When thousands of Loyalists (people still loyal to King George III) fled the American War of Independence, they were promised land and funds in this colony to the north still owned by Britain. The capital was in Halifax, many miles from mainland Nova Scotia. The Loyalists landed in the village of Parr Town on the Bay of Fundy. A place with a few traders and soldiers, and Fort Howe dominating a limestone hill above, the Loyalists began building shops, townhouses, and coffee houses.
Governor Parr, the governor of Nova Scotia, was considered too incompetent to manage all this new activity. The Loyalists demanded their own capital and their own colony.
Soon Parr Town was renamed Saint John, and the portion of Nova Scotia to the west of the Isthmus of Chignecto was partitioned off and renamed New Brunswick, after one of King George's many titles.
|Flag of New Brunswick|
The capital would later be moved up-river to a safer place, far from the bay where American raiders could attack, and called Frederick Town, soon shortened to Fredericton.
I incorporated the formation of this new province into my story. My heroine Amelia arrives in Parr Town, to marry a soldier she's never met, shortly before the declaration of New Brunswick.

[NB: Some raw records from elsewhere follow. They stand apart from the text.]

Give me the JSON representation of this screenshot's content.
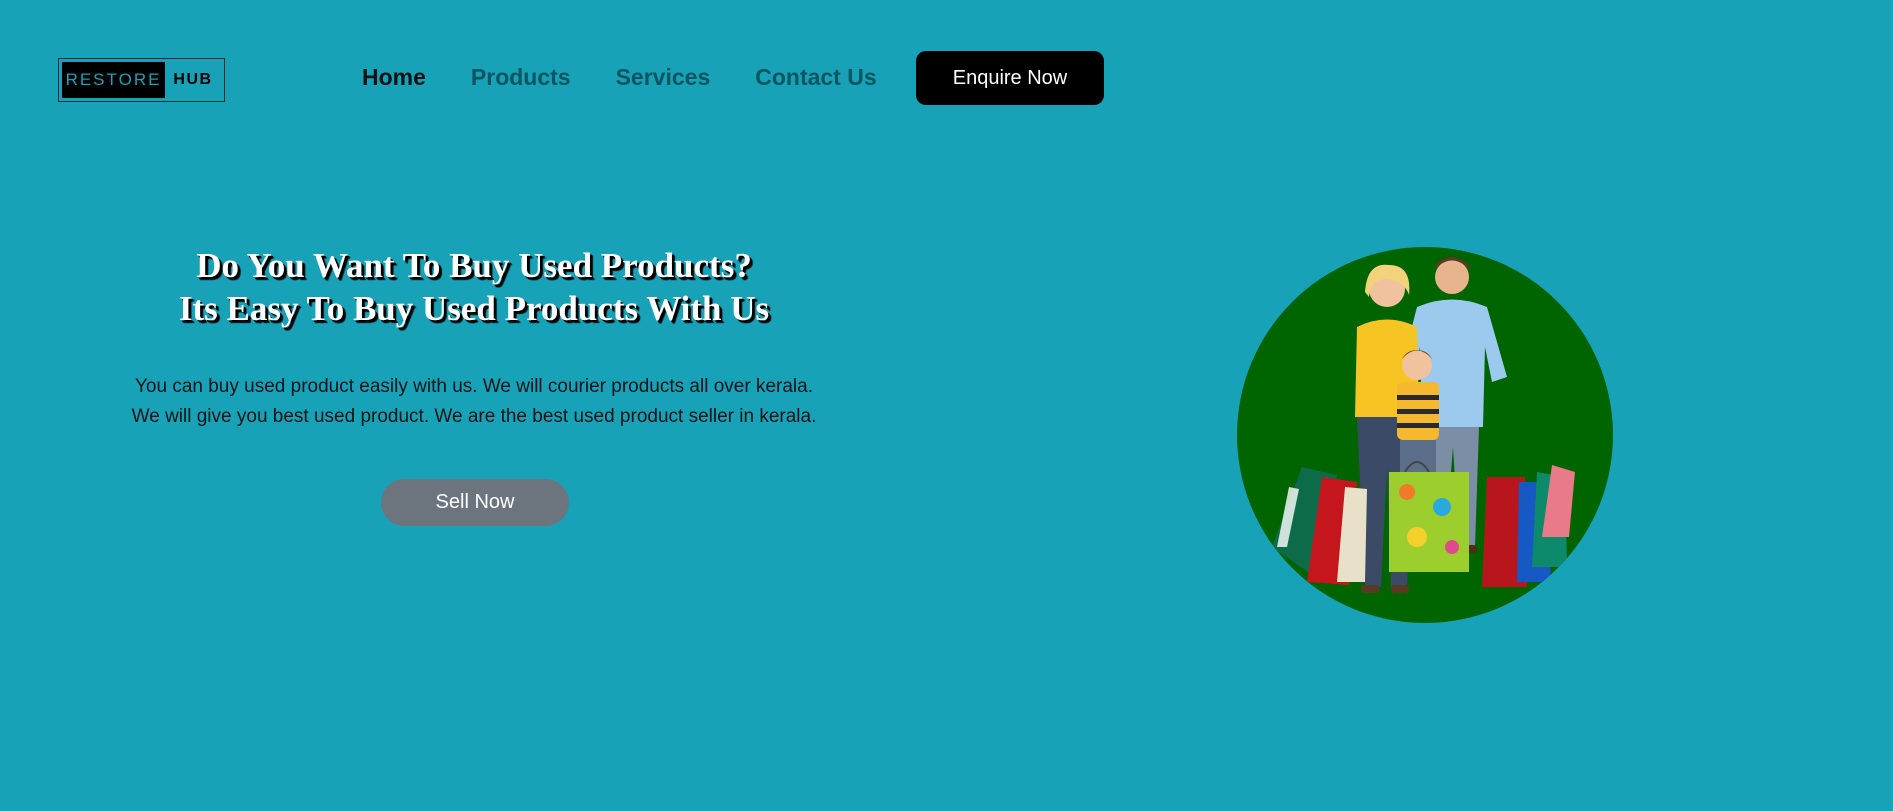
{
  "logo": {
    "part1": "RESTORE",
    "part2": "HUB"
  },
  "nav": {
    "items": [
      "Home",
      "Products",
      "Services",
      "Contact Us"
    ],
    "cta": "Enquire Now"
  },
  "hero": {
    "headline_line1": "Do You Want To Buy Used Products?",
    "headline_line2": "Its Easy To Buy Used Products With Us",
    "desc_line1": "You can buy used product easily with us. We will courier products all over kerala.",
    "desc_line2": "We will give you best used product. We are the best used product seller in kerala.",
    "button": "Sell Now"
  },
  "colors": {
    "background": "#18a2b8",
    "circle": "#006400",
    "cta": "#000000",
    "secondary_button": "#6c757d"
  }
}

In 1784, Englishwoman Amelia Latimer sails to the new colony of New Brunswick in faraway Canada. She’s to marry a man chosen by her soldier father. Amelia is repulsed by her betrothed, and refuses to marry him. She is attracted to a handsome Acadian trader, Gilbert, a man beneath her in status. Gilbert must fight the incursion of English Loyalists from the American war to hold onto his land and heritage. Will he and Amelia find peace when events seek to destroy their love and lives.
To purchase my books at Amazon or All Markets: Click HERE
For more information on me and my books, please visit my website: www.dianescottlewis.org
Diane Scott Lewis grew up in California, traveled the world with the navy, edited for magazines and an on-line publisher. She lives with her husband in Pennsylvania.